Representations Of Race In Television Commercials: A Content Analysis Of Prime-Time Advertising

I found this very interesting study that analyzes the frequency, context and equality of African Americans, Asian American, Latino, Latin American and white in television commercials.
In this study made by Dana E. Mastro and Susannah R. Stern, a one-week sample of prime-time television commercials where 2,315 speaking characters were analyzed. For this study, local commercials, political advertisements, trailers for television shows, movies and sports were excluded. As the authors explain, the third three speaking human characters in each ad were coded. The testing revealed that the majority of prime-time commercials contained fewer than three identifiable speaking characters.
According to Social Cognitive Theory (SCT) , the manner in which images are presented on television influences how viewers interpret and respond to the modeled acts. The result of this study was that the majority of the characters appearing on the 2,290 human speaking commercials were white (83.3%), the second largest percentage was black (12.4%), then Asian (2.3%), Latino (1.0%) and Native American (0.4%). Also, males of all races appeared more often than females with the exception of Latinos, who had an equivalent number of males and females.


Some other aspects of this study that were observed were that viewers learn from what they see in the media, like behavior. The manner in which images are represented on television influences how viewers interpret and respond to the modeled acts. Evidence in the research indicated that Black viewers prefer ads (Williams, Quails & Crier, 1995) and programming featuring blacks (Nielsen Media Research, 1998). And that Latinos favor Spanish-language programs. Additionally, studies showed that children are more likely to want to be like media characters of their own racial/ethnic background.
So the next step was examining how often and in what context characters from different racial/ethnic backgrounds are depicted in commercials. The researchers focused on three primary areas: Frequencies, selective presentation and presentation quality.
In the frequency area, it was revealed that racial/ethnic minorities have been chronically underrepresented in television commercials despite their proportions in the population. Nevertheless, Taylor and Stern’s results showed an exemption to this statement. Black portrayals in television ads occupied a 35%, Asian Americans were depicted in 8.4% of commercials, Latinos in 8.5% and whites in nearly every advertisement (98%).
In the selective presentation area, these portrayals in terms of product association and setting were examined: Blacks appeared in integrated ads for food, cars, alcohol and institutional/service advertisements. On the other hand, whites appeared more often in advertisements for cosmetics and were most frequently found at home. Asians were most in ads for retailers while Latinos were primarily located in banking/finance ads or ads for food an entertainment (Wilkes & Valencia, 1989).
Finally, on the presentation quality area, the qualities associated with these presentations were examined. The results were that racial/ethnic minorities appear most regularly in minor or background roles and group settings and less likely to be pictured as parents or spouses, and less likely to give orders.

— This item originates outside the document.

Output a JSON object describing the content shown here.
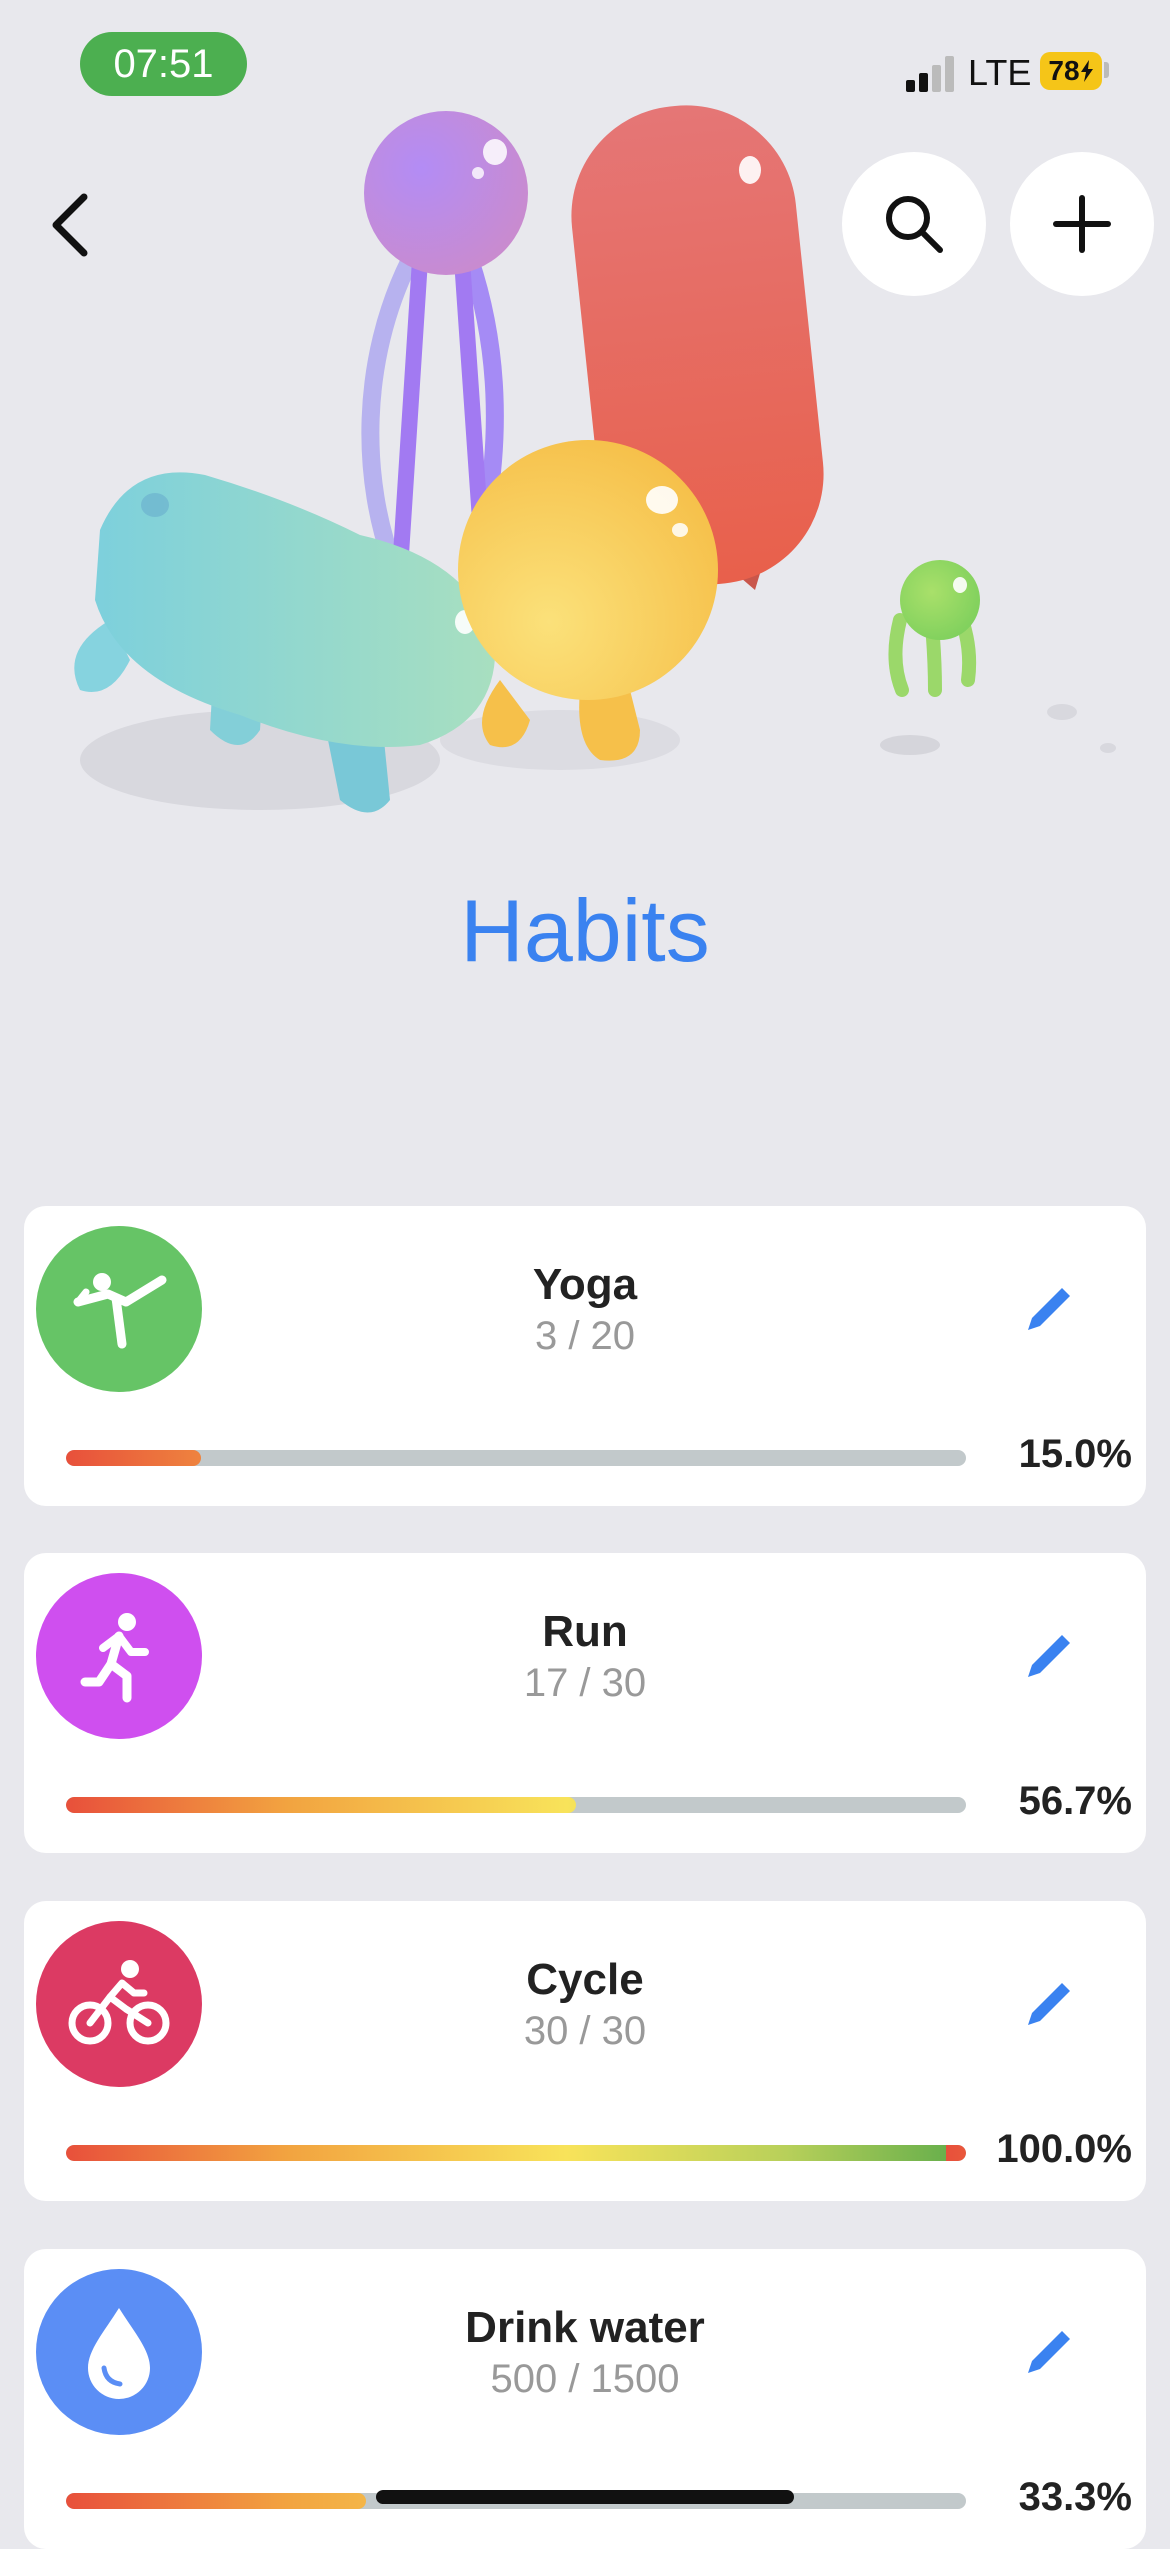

As Mastro and Stern conclude in his analysis of contemporary television advertising indicates both progress and stagnation for racial/ethnic minority representations. Even though Blacks are generally portrayed in a more diverse and equitable manner, Asian American, Latinos and Native Americans remain underrepresented and even negatively represented some times. Whites and Blacks have the greatest number of potential models in current television advertising. Asian are usually depicted as young, passive adults dedicated to work only. Nevertheless, they make clear that this study is far from showing the complete picture. This analysis utilized sampling and analytical techniques that provide objective and generalizable information nevertheless, they exclude the inclusion of groups with minimal absence of representation.


One thought on “Representations Of Race In Television Commercials: A Content Analysis Of Prime-Time Advertising

Leave a Reply

Fill in your details below or click an icon to log in: Logo

You are commenting using your account. Log Out /  Change )

Google+ photo

You are commenting using your Google+ account. Log Out /  Change )

Twitter picture

You are commenting using your Twitter account. Log Out /  Change )

Facebook photo

You are commenting using your Facebook account. Log Out /  Change )


Connecting to %s